→ **WHAT THE TASK REQUIRES**
Would you repeat every line of the data exactly?

→ **PROVIDED DATA**
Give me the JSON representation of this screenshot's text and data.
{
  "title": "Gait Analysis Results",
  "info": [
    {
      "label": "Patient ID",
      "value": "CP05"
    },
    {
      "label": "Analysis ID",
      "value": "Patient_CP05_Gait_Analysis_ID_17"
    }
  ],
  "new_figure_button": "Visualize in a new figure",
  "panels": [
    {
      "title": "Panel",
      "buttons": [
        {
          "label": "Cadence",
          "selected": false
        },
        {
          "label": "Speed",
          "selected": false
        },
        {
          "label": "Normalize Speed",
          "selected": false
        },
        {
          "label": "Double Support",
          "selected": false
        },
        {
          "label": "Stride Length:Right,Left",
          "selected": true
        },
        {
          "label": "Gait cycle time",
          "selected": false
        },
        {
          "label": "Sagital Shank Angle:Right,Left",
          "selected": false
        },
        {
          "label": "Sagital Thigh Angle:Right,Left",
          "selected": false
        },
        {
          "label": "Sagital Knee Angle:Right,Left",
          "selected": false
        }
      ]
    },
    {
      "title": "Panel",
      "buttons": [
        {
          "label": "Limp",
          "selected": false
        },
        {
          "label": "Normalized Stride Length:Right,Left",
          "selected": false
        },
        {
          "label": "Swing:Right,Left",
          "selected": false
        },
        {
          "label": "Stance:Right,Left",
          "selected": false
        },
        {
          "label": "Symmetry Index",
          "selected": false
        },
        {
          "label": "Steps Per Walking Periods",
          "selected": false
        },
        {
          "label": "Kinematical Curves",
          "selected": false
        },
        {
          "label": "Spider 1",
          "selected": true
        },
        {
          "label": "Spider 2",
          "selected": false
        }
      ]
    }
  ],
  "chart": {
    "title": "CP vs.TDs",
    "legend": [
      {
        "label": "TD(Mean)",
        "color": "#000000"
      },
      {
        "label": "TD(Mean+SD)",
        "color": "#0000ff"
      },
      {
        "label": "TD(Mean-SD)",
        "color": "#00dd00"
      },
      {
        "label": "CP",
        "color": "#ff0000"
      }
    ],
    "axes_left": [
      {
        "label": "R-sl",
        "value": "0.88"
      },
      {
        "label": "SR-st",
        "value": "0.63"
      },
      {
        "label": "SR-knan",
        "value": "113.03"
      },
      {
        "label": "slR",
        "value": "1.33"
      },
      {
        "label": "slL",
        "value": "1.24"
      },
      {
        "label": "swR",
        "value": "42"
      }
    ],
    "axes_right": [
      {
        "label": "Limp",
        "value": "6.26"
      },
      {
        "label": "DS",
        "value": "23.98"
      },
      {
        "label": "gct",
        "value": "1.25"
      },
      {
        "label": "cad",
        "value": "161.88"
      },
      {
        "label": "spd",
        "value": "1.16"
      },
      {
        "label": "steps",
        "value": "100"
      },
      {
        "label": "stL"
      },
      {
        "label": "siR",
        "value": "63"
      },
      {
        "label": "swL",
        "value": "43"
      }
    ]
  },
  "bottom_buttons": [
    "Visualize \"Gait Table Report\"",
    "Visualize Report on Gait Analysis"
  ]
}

→ **THE ANSWER**
Give me the JSON representation of this screenshot's text and data.
{
  "title": "Gait Analysis Results",
  "info": [
    {
      "label": "Patient ID",
      "value": "CP05"
    },
    {
      "label": "Analysis ID",
      "value": "Patient_CP05_Gait_Analysis_ID_17"
    }
  ],
  "new_figure_button": "Visualize in a new figure",
  "panels": [
    {
      "title": "Panel",
      "buttons": [
        {
          "label": "Cadence",
          "selected": false
        },
        {
          "label": "Speed",
          "selected": false
        },
        {
          "label": "Normalize Speed",
          "selected": false
        },
        {
          "label": "Double Support",
          "selected": false
        },
        {
          "label": "Stride Length:Right,Left",
          "selected": true
        },
        {
          "label": "Gait cycle time",
          "selected": false
        },
        {
          "label": "Sagital Shank Angle:Right,Left",
          "selected": false
        },
        {
          "label": "Sagital Thigh Angle:Right,Left",
          "selected": false
        },
        {
          "label": "Sagital Knee Angle:Right,Left",
          "selected": false
        }
      ]
    },
    {
      "title": "Panel",
      "buttons": [
        {
          "label": "Limp",
          "selected": false
        },
        {
          "label": "Normalized Stride Length:Right,Left",
          "selected": false
        },
        {
          "label": "Swing:Right,Left",
          "selected": false
        },
        {
          "label": "Stance:Right,Left",
          "selected": false
        },
        {
          "label": "Symmetry Index",
          "selected": false
        },
        {
          "label": "Steps Per Walking Periods",
          "selected": false
        },
        {
          "label": "Kinematical Curves",
          "selected": false
        },
        {
          "label": "Spider 1",
          "selected": true
        },
        {
          "label": "Spider 2",
          "selected": false
        }
      ]
    }
  ],
  "chart": {
    "title": "CP vs.TDs",
    "legend": [
      {
        "label": "TD(Mean)",
        "color": "#000000"
      },
      {
        "label": "TD(Mean+SD)",
        "color": "#0000ff"
      },
      {
        "label": "TD(Mean-SD)",
        "color": "#00dd00"
      },
      {
        "label": "CP",
        "color": "#ff0000"
      }
    ],
    "axes_left": [
      {
        "label": "R-sl",
        "value": "0.88"
      },
      {
        "label": "SR-st",
        "value": "0.63"
      },
      {
        "label": "SR-knan",
        "value": "113.03"
      },
      {
        "label": "slR",
        "value": "1.33"
      },
      {
        "label": "slL",
        "value": "1.24"
      },
      {
        "label": "swR",
        "value": "42"
      }
    ],
    "axes_right": [
      {
        "label": "Limp",
        "value": "6.26"
      },
      {
        "label": "DS",
        "value": "23.98"
      },
      {
        "label": "gct",
        "value": "1.25"
      },
      {
        "label": "cad",
        "value": "161.88"
      },
      {
        "label": "spd",
        "value": "1.16"
      },
      {
        "label": "steps",
        "value": "100"
      },
      {
        "label": "stL"
      },
      {
        "label": "siR",
        "value": "63"
      },
      {
        "label": "swL",
        "value": "43"
      }
    ]
  },
  "bottom_buttons": [
    "Visualize \"Gait Table Report\"",
    "Visualize Report on Gait Analysis"
  ]
}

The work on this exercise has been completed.